■ **Study material**
========

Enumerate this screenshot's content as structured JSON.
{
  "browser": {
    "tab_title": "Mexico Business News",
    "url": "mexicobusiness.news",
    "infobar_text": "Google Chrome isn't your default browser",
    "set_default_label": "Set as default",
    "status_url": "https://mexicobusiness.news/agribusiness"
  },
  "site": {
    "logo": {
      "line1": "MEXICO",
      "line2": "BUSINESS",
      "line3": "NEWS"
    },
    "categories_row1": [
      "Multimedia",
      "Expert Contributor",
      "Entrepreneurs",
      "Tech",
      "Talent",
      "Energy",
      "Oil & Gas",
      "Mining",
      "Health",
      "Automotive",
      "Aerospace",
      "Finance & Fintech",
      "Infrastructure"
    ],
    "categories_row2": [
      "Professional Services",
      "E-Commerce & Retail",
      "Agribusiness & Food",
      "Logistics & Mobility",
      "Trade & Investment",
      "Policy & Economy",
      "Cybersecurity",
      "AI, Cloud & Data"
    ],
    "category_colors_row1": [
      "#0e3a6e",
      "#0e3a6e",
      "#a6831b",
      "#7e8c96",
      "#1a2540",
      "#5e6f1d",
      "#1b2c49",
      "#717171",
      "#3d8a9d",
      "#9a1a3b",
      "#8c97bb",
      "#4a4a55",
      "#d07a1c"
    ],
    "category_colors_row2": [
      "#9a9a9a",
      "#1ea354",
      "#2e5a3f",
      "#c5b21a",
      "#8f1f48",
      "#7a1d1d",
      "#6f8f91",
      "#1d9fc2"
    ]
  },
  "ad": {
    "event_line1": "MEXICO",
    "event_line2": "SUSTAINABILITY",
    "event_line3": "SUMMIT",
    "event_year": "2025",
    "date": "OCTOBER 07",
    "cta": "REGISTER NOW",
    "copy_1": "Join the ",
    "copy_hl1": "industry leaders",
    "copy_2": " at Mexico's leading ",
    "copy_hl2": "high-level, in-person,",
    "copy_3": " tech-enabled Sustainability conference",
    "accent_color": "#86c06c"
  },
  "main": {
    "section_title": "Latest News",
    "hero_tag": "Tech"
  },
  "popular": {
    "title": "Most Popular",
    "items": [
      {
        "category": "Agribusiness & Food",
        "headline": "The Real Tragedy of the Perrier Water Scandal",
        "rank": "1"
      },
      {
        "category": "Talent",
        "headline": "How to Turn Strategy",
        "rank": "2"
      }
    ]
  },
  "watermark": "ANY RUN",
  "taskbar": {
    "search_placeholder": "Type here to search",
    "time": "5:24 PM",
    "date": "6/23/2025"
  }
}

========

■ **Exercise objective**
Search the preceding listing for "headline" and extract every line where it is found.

■ **Response below**
        "headline": "The Real Tragedy of the Perrier Water Scandal",
        "headline": "How to Turn Strategy",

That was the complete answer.